I’m a “pastor” of sorts, and a “pastor’s wife”.

I grew up “going to church” every Sunday. No. Matter. What.

I’ve been a Christian since I was 14.

I’m supposed to “do” church. I’m supposed to like church. And I do.

Most of the time.

But there are days…

Days when I’m tired, or I don’t particularly connect with the person preaching, or we’re in a series on Revelation, or it’s a rare Minnesota summer day and “I want to worship God in nature dontcha know?”


After all, what constitutes “legal” church? Your small group around the dinner table? Time in the woods reading your Bible? The 5 year olds Sunday School class you teach? Or is it only worship in the Big Church on Sunday?

If our whole heart belonged to Jesus, what would He desire? He’s not keen on rationalizing or self-centered consumerism, but He also has harsh words for the judgy pharisees.

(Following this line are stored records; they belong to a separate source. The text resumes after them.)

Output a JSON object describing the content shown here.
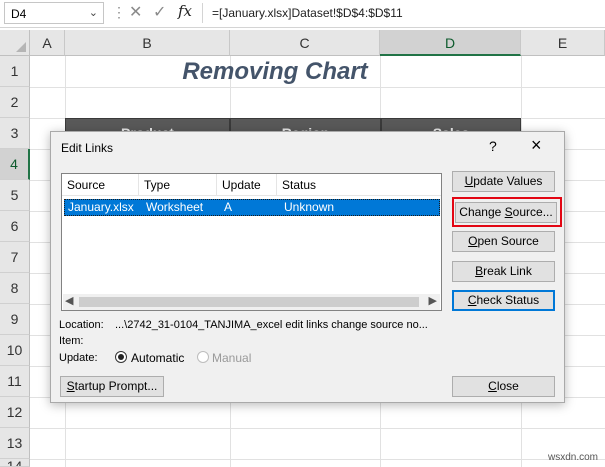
{
  "formula_bar": {
    "name_box": "D4",
    "formula": "=[January.xlsx]Dataset!$D$4:$D$11"
  },
  "grid": {
    "columns": [
      "A",
      "B",
      "C",
      "D",
      "E"
    ],
    "active_column": "D",
    "rows": [
      "1",
      "2",
      "3",
      "4",
      "5",
      "6",
      "7",
      "8",
      "9",
      "10",
      "11",
      "12",
      "13",
      "14"
    ],
    "active_row": "4"
  },
  "sheet": {
    "title": "Removing Chart",
    "table_headers": [
      "Product",
      "Region",
      "Sales"
    ]
  },
  "dialog": {
    "title": "Edit Links",
    "help": "?",
    "close": "×",
    "list": {
      "headers": [
        "Source",
        "Type",
        "Update",
        "Status"
      ],
      "rows": [
        {
          "source": "January.xlsx",
          "type": "Worksheet",
          "update": "A",
          "status": "Unknown"
        }
      ]
    },
    "buttons": {
      "update_values": {
        "pre": "",
        "key": "U",
        "post": "pdate Values"
      },
      "change_source": {
        "pre": "Change ",
        "key": "S",
        "post": "ource..."
      },
      "open_source": {
        "pre": "",
        "key": "O",
        "post": "pen Source"
      },
      "break_link": {
        "pre": "",
        "key": "B",
        "post": "reak Link"
      },
      "check_status": {
        "pre": "",
        "key": "C",
        "post": "heck Status"
      },
      "startup_prompt": {
        "pre": "",
        "key": "S",
        "post": "tartup Prompt..."
      },
      "close": {
        "pre": "",
        "key": "C",
        "post": "lose"
      }
    },
    "location_label": "Location:",
    "location_value": "...\\2742_31-0104_TANJIMA_excel edit links change source no...",
    "item_label": "Item:",
    "update_label": "Update:",
    "update_options": [
      {
        "label": "Automatic",
        "selected": true,
        "enabled": true
      },
      {
        "label": "Manual",
        "selected": false,
        "enabled": false
      }
    ]
  },
  "watermark": "wsxdn.com",
  "icons": {
    "dropdown": "chevron-down-icon",
    "cancel": "cancel-x-icon",
    "enter": "checkmark-icon",
    "function": "fx-icon",
    "scroll_left": "scroll-left-icon",
    "scroll_right": "scroll-right-icon"
  },
  "colors": {
    "title_text": "#44546a",
    "selection": "#0078d7",
    "highlight_box": "#e30613",
    "excel_green": "#217346"
  }
}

Here’s one thing I know for sure. If participating in worship of some kind is optional, if it’s up for discussion each Sunday, it won’t happen more often than not. There will always be something tempting vying for our attention.

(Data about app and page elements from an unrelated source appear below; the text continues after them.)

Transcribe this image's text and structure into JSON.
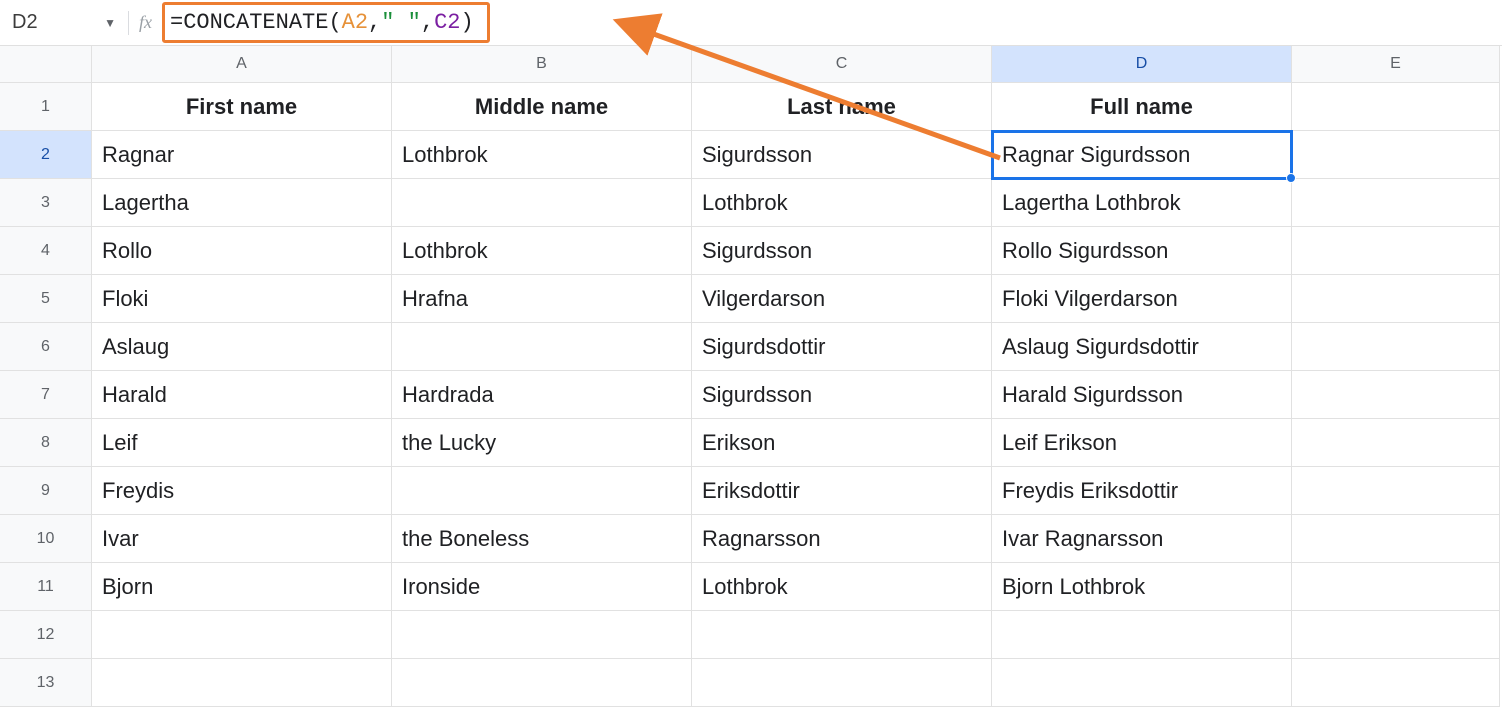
{
  "formula_bar": {
    "cell_ref": "D2",
    "formula": {
      "eq": "=",
      "fn": "CONCATENATE",
      "lp": "(",
      "refA": "A2",
      "c1": ",",
      "str": "\" \"",
      "c2": ",",
      "refC": "C2",
      "rp": ")"
    }
  },
  "columns": [
    "A",
    "B",
    "C",
    "D",
    "E"
  ],
  "active_col_idx": 3,
  "row_labels": [
    "1",
    "2",
    "3",
    "4",
    "5",
    "6",
    "7",
    "8",
    "9",
    "10",
    "11",
    "12",
    "13"
  ],
  "active_row_idx": 1,
  "headers": [
    "First name",
    "Middle name",
    "Last name",
    "Full name",
    ""
  ],
  "grid": [
    [
      "Ragnar",
      "Lothbrok",
      "Sigurdsson",
      "Ragnar Sigurdsson",
      ""
    ],
    [
      "Lagertha",
      "",
      "Lothbrok",
      "Lagertha Lothbrok",
      ""
    ],
    [
      "Rollo",
      "Lothbrok",
      "Sigurdsson",
      "Rollo Sigurdsson",
      ""
    ],
    [
      "Floki",
      "Hrafna",
      "Vilgerdarson",
      "Floki Vilgerdarson",
      ""
    ],
    [
      "Aslaug",
      "",
      "Sigurdsdottir",
      "Aslaug Sigurdsdottir",
      ""
    ],
    [
      "Harald",
      "Hardrada",
      "Sigurdsson",
      "Harald Sigurdsson",
      ""
    ],
    [
      "Leif",
      "the Lucky",
      "Erikson",
      "Leif Erikson",
      ""
    ],
    [
      "Freydis",
      "",
      "Eriksdottir",
      "Freydis Eriksdottir",
      ""
    ],
    [
      "Ivar",
      "the Boneless",
      "Ragnarsson",
      "Ivar Ragnarsson",
      ""
    ],
    [
      "Bjorn",
      "Ironside",
      "Lothbrok",
      "Bjorn Lothbrok",
      ""
    ],
    [
      "",
      "",
      "",
      "",
      ""
    ],
    [
      "",
      "",
      "",
      "",
      ""
    ]
  ],
  "selected": {
    "row": 1,
    "col": 3
  }
}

If you are someone who goes to church regularly, and I asked you “Why?” what would you say?

The question “Why go to church?” seems to surface a lot in these days of podcasts with world-class preachers and small groups full of people we like and absent of theology or politics we don’t.

You might just quote Hebrews 10:24-26 Let us consider how we may spur one another on toward love and good deeds,25 not giving up meeting together, as some are in the habit of doing, but encouraging one another—and all the more as you see the Day approaching.

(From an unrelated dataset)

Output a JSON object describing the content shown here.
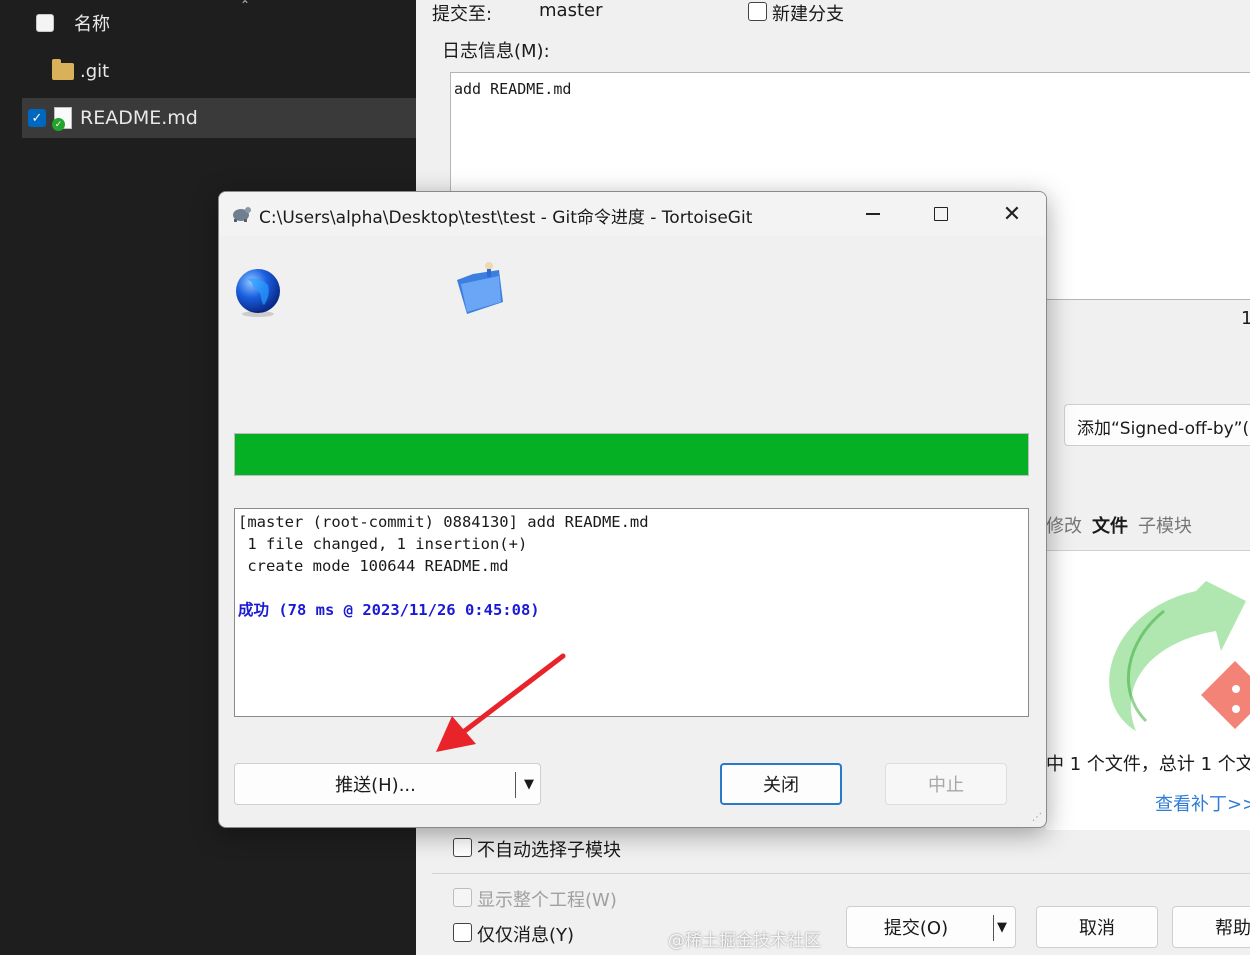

But when I was thinking about this recently, what came to mind was Joshua and Jericho and the walls.

We spend six days a week looking at walls –  walls of problems and people and pitfalls.

And they can seem overwhelming. Insurmountable even.

Church is not a place, but when we gather together as the Church I think we’re reminded that we’re not alone in our wall-facing.

In worship:

  • Together we can give each other a leg up to see over the wall. Maybe even climb on someone’s shoulders as we hear the faith stories of others, both in Scripture and in our community.
  • The Holy Spirit can give us bionic glasses to see through the wall. We see a different perspective, a godly perspective maybe, that we haven’t considered.
  • Gathering in worship reminds us that we have a powerful God who can make the walls come tumbling down.

IMG_3530These are all benefits to us.

But more than anything, we gather to worship because God is worthy.

When we replace worship with podcasts or even small groups, the element that is missing is the physical discipline of going to a place at a time that may be inconvenient or uncomfortable and bowing before our creator and saying “This is not about me. You alone are worthy of praise.”

That said, make sure you’re part of the right church for you. Maybe ask: Am I experiencing the wall tumbling listed above even occasionally?  Is it a community where transformative relationships are possible? Is there the opportunity to serve within my gift mix?

If you are someone who goes to church, and I asked you “Why?” what would you say?